40% of Arctic ice cap will be gone by midcentury, Seattle scientists say

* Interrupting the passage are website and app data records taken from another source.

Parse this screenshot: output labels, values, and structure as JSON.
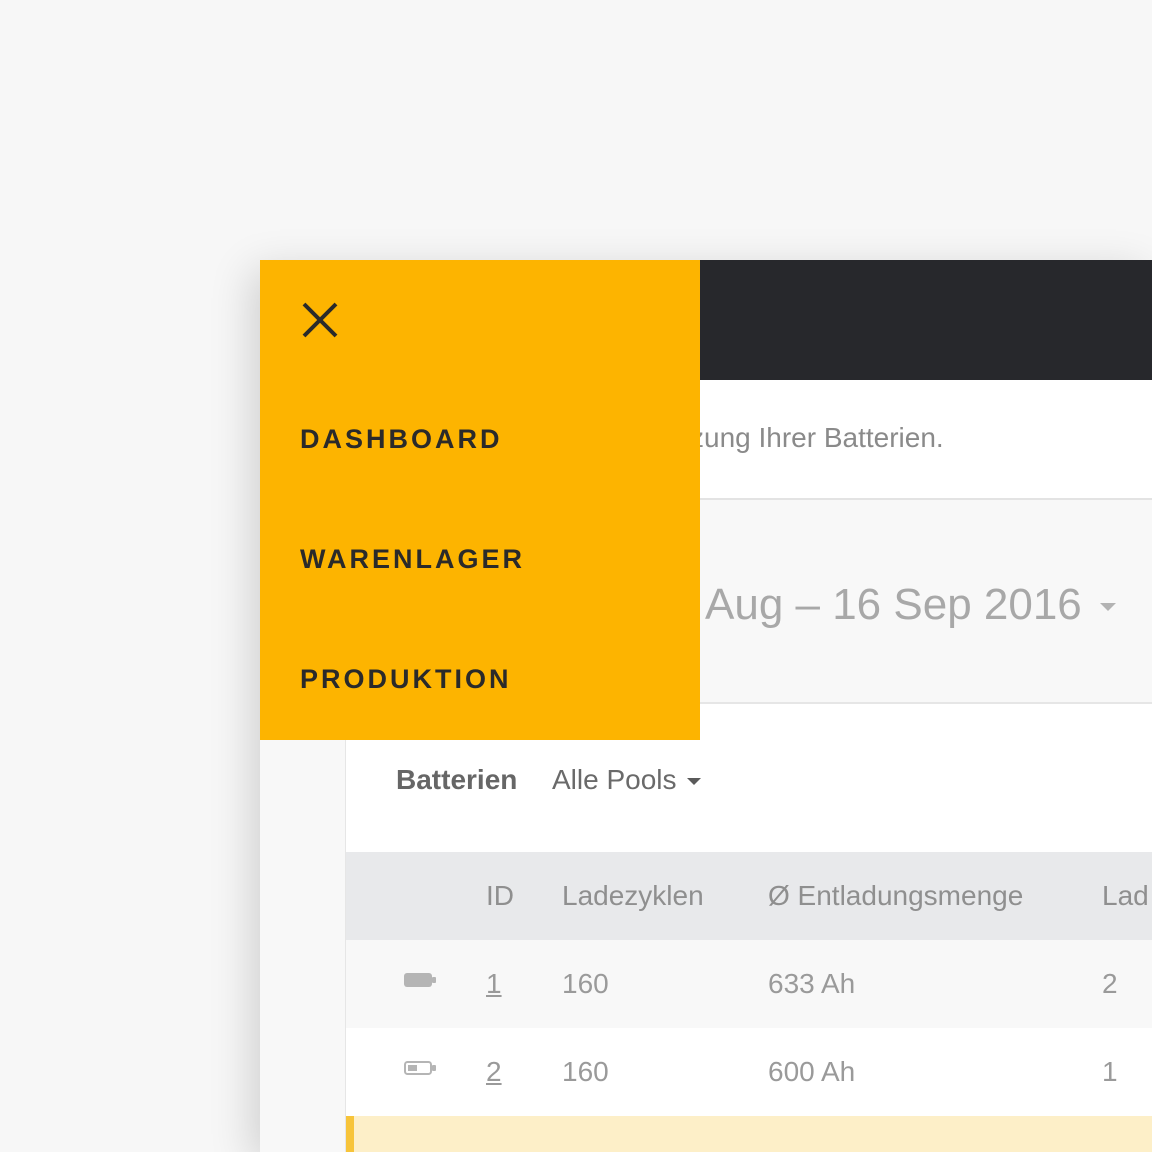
{
  "menu": {
    "close_icon": "close-icon",
    "items": [
      {
        "label": "DASHBOARD"
      },
      {
        "label": "WARENLAGER"
      },
      {
        "label": "PRODUKTION"
      }
    ]
  },
  "intro": {
    "text": "zung Ihrer Batterien."
  },
  "period": {
    "text": "Aug – 16 Sep 2016"
  },
  "card": {
    "title": "Batterien",
    "pool_select": "Alle Pools"
  },
  "table": {
    "columns": [
      "ID",
      "Ladezyklen",
      "Ø Entladungsmenge",
      "Lad"
    ],
    "rows": [
      {
        "status_icon": "battery-full-icon",
        "id": "1",
        "ladezyklen": "160",
        "entladung": "633 Ah",
        "lad": "2"
      },
      {
        "status_icon": "battery-low-icon",
        "id": "2",
        "ladezyklen": "160",
        "entladung": "600 Ah",
        "lad": "1"
      }
    ]
  },
  "colors": {
    "menu_bg": "#fdb400",
    "topbar_bg": "#27282c",
    "highlight_row_bg": "#fdefc8",
    "highlight_row_accent": "#f7c43a"
  }
}
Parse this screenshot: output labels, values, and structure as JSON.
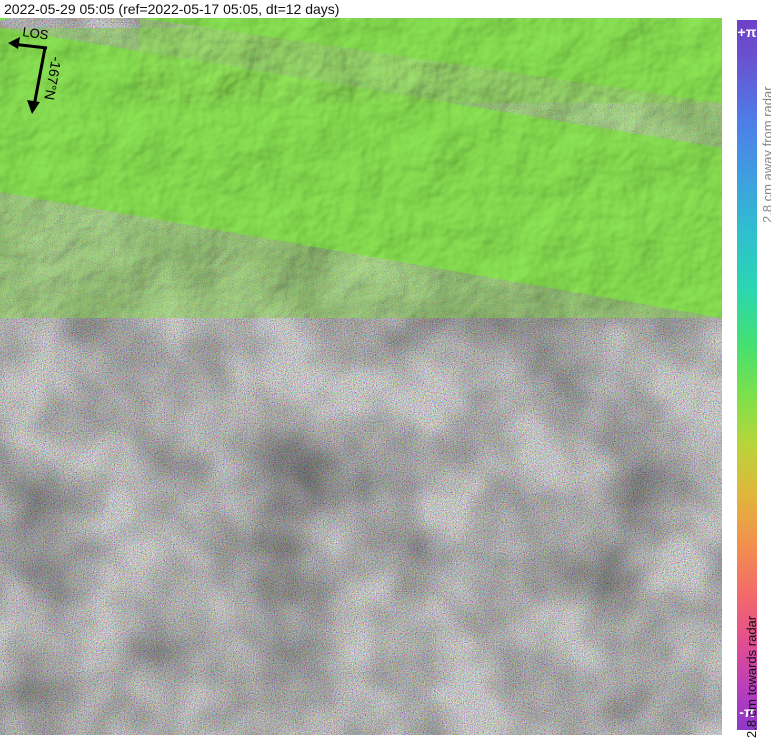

Global warming will shrink the Arctic ice cap much faster than previously expected, Seattle scientists reported today.About 40 percent of the ice that usually blankets the top of the world during the summer will be gone by 2050, according to a new analysis. Earlier studies had predicted it would be nearly a century before that much ice vanished."This is a major change," said James Overland, an oceanographer at the National Oceanic and Atmospheric Administration's Pacific Marine Environmental Laboratory. "This is actually moving the threshold up."The findings come in a year when the floating ice that usually covers much of the Arctic Ocean year-round has shrunk to the lowest levels ever recorded. This summer the normally ice-clogged Northwest Passage across the Canadian Arctic opened up completely for the first time.Scientists blame the rapid melt on a combination of natural weather fluctuations and global warming. But over the next few decades, the effects of global warming will dominate in the region, Overland said. And because greenhouse gases linger in the atmosphere for up to five decades, the melting will intensify even if emissions from cars, power plants and industries are slashed dramatically."I'm afraid to say a lot of the impacts we're going to see in the next 30 to 40 years are pretty much already established," Overland said.If 40 percent of Arctic sea ice is lost, polar bears, walruses and other ice-dependent species will be driven onto land or forced into a few remaining ice refuges.Changes in the Arctic ecosystem would be bad news for whales that feed on small crustaceans and other cold-loving bottom-dwellers. But some fish, like pollock and salmon, could benefit from warmer, ice-free waters, Overland said."There will be winners and losers."Overland and Muyin Wang, a meteorologist at NOAA's Joint Institute for the Study of the Atmosphere and Ocean at the University of Washington, analyzed the 20 national and international computer models used to predict climate change. They measured the computer predictions against actual ice measurements, and picked the 10 or so models that provided the best matches.Then, they used those models to look ahead."We found with the remaining models that ... most of them lost over 40 percent of the ice area by 2050," Overland said. The study will be published in the Sept. 8 issue of Geophysical Research Letters.